“I wanted something classic and feminine,” Daniele says. “I wanted architectural, pretty, nothing macho.” She is a little disappointed to learn that she came in at the middle point of the Lydian trend. “I’m always like, let’s do something new! And then I look around and everyone’s doing it. But I love that cover, it’s so pretty. It’s dated now in this one sense, but it looks good and that’s all that matters.”
New York-based designer Jason Heuer, who teaches typography at the School of Visual Arts, also points out the font’s friendly formality. “This popularity is part of the ongoing trend of seeing the maker’s hand in a product,” he writes in an email. “The contemporary artisanal movement that has been happening for some time — from craft brewing, furniture making, and bee-keeping to hand lettering and printmaking — is a reaction to the digitized world we see every day. I think consumers yearn for something visceral, sincere, and authentic.”
In its last popular period, he argues, it was actually used the same way. It was complex yet reproducible. When it was chosen for the Nancy Drew covers, he speculates, it was in part because it looked enough like grade-school lettering exercises to be familiar to its young adult readers, and in part because it was unique enough to look distinct without resorting to a novelty font or expensive illustrated type.

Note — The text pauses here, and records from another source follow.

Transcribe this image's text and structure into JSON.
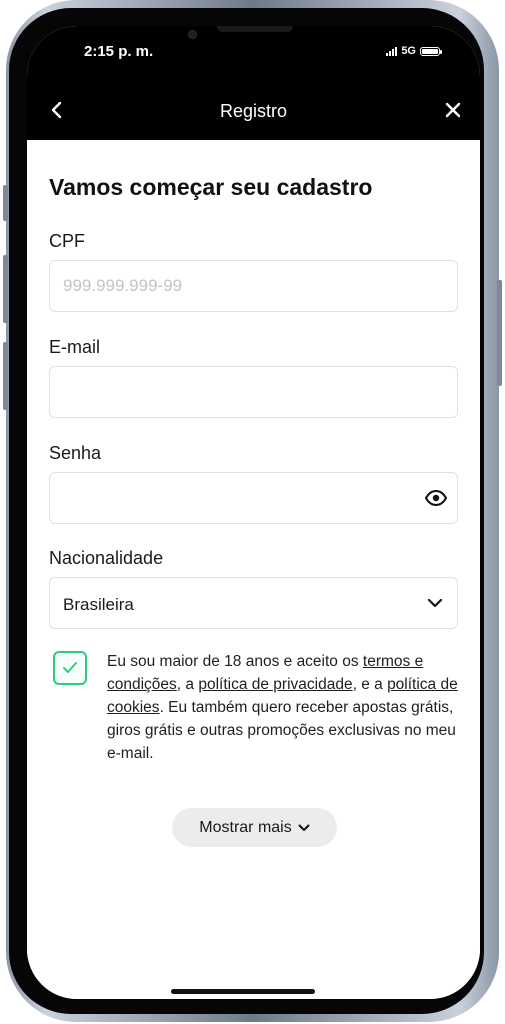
{
  "status_bar": {
    "time": "2:15 p. m.",
    "network": "5G"
  },
  "nav": {
    "title": "Registro"
  },
  "page": {
    "title": "Vamos começar seu cadastro"
  },
  "form": {
    "cpf": {
      "label": "CPF",
      "placeholder": "999.999.999-99",
      "value": ""
    },
    "email": {
      "label": "E-mail",
      "value": ""
    },
    "password": {
      "label": "Senha",
      "value": ""
    },
    "nationality": {
      "label": "Nacionalidade",
      "selected": "Brasileira"
    }
  },
  "consent": {
    "checked": true,
    "text_1": "Eu sou maior de 18 anos e aceito os ",
    "link_terms": "termos e condições",
    "text_2": ", a ",
    "link_privacy": "política de privacidade",
    "text_3": ", e a ",
    "link_cookies": "política de cookies",
    "text_4": ". Eu também quero receber apostas grátis, giros grátis e outras promoções exclusivas no meu e-mail."
  },
  "show_more": {
    "label": "Mostrar mais"
  },
  "colors": {
    "accent": "#2fcb7f",
    "nav_bg": "#000000",
    "field_border": "#e1e1e1"
  }
}
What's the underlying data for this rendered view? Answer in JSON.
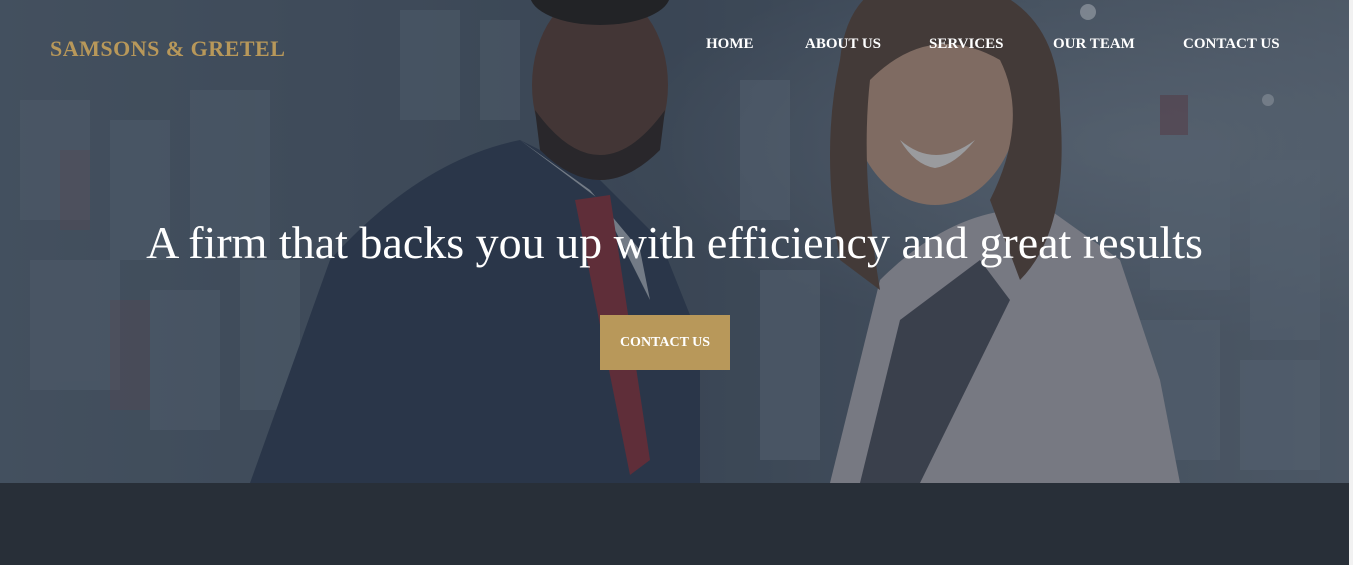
{
  "header": {
    "logo_text": "SAMSONS & GRETEL"
  },
  "nav": {
    "items": [
      {
        "label": "HOME"
      },
      {
        "label": "ABOUT US"
      },
      {
        "label": "SERVICES"
      },
      {
        "label": "OUR TEAM"
      },
      {
        "label": "CONTACT US"
      }
    ]
  },
  "hero": {
    "headline": "A firm that backs you up with efficiency and great results",
    "cta_label": "CONTACT US"
  },
  "colors": {
    "accent": "#b8985a",
    "nav_text": "#ffffff",
    "dark_band": "#282f38",
    "hero_overlay": "#4e5a6a"
  },
  "icons": []
}
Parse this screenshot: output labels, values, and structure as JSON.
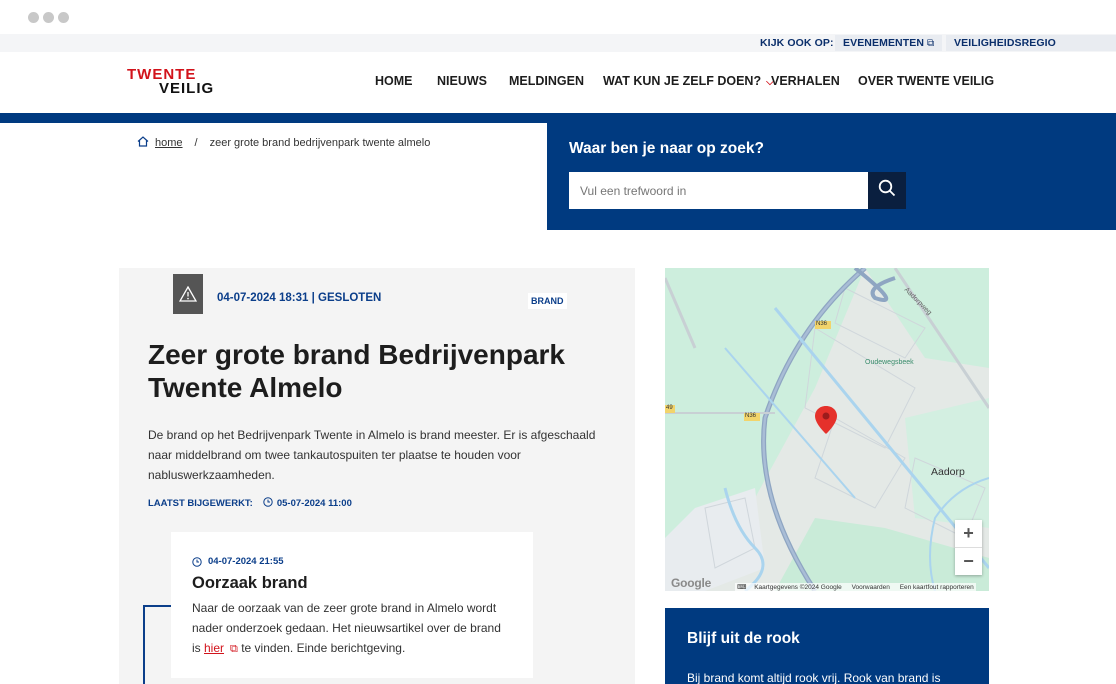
{
  "utility": {
    "label": "KIJK OOK OP:",
    "links": [
      {
        "label": "EVENEMENTEN"
      },
      {
        "label": "VEILIGHEIDSREGIO TWENTE"
      }
    ]
  },
  "logo": {
    "line1": "TWENTE",
    "line2": "VEILIG"
  },
  "nav": {
    "items": [
      {
        "label": "HOME"
      },
      {
        "label": "NIEUWS"
      },
      {
        "label": "MELDINGEN"
      },
      {
        "label": "WAT KUN JE ZELF DOEN?"
      },
      {
        "label": "VERHALEN"
      },
      {
        "label": "OVER TWENTE VEILIG"
      }
    ]
  },
  "breadcrumb": {
    "home": "home",
    "separator": "/",
    "current": "zeer grote brand bedrijvenpark twente almelo"
  },
  "search": {
    "title": "Waar ben je naar op zoek?",
    "placeholder": "Vul een trefwoord in"
  },
  "incident": {
    "meta": "04-07-2024 18:31 | GESLOTEN",
    "tag": "BRAND",
    "title": "Zeer grote brand Bedrijvenpark Twente Almelo",
    "description": "De brand op het Bedrijvenpark Twente in Almelo is brand meester. Er is afgeschaald naar middelbrand om twee tankautospuiten ter plaatse te houden voor nabluswerkzaamheden.",
    "updated_label": "LAATST BIJGEWERKT:",
    "updated_value": "05-07-2024 11:00"
  },
  "update": {
    "time": "04-07-2024 21:55",
    "title": "Oorzaak brand",
    "text_before": "Naar de oorzaak van de zeer grote brand in Almelo wordt nader onderzoek gedaan. Het nieuwsartikel over de brand is ",
    "link": "hier",
    "text_after": " te vinden. Einde berichtgeving."
  },
  "map": {
    "places": {
      "aadorp": "Aadorp",
      "oudewegsbeek": "Oudewegsbeek",
      "aadorpweg": "Aadorpweg",
      "n36a": "N36",
      "n36b": "N36",
      "n49": "49"
    },
    "zoom_in": "+",
    "zoom_out": "−",
    "google": "Google",
    "attribution": [
      "Kaartgegevens ©2024 Google",
      "Voorwaarden",
      "Een kaartfout rapporteren"
    ]
  },
  "smoke": {
    "title": "Blijf uit de rook",
    "text": "Bij brand komt altijd rook vrij. Rook van brand is"
  },
  "colors": {
    "brand_blue": "#003a80",
    "brand_red": "#d2131b",
    "dark_blue": "#0a1f3f"
  }
}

In both eras, coming out of times of responsible, money-pinched minimalism, Lydian has represented a slight, simple wedding of darkness and fun, of the instant and the painstaking, the mass-produced and the extremely valuable. Here isn’t the first advertorial publication to use it, as it was the title font for the Ford Motor Company’s in-house travel magazine for at least 20 years. Daniele Daniele isn’t the first musician to select it for album art with a religious reference point, as it was also the choice for Loretta Lynn’s 1965 gospel album. It’s not exactly original to note that everything old is new, but it may be very slightly comforting to know that we have felt all these things before, and wanted similar reassurances in other times.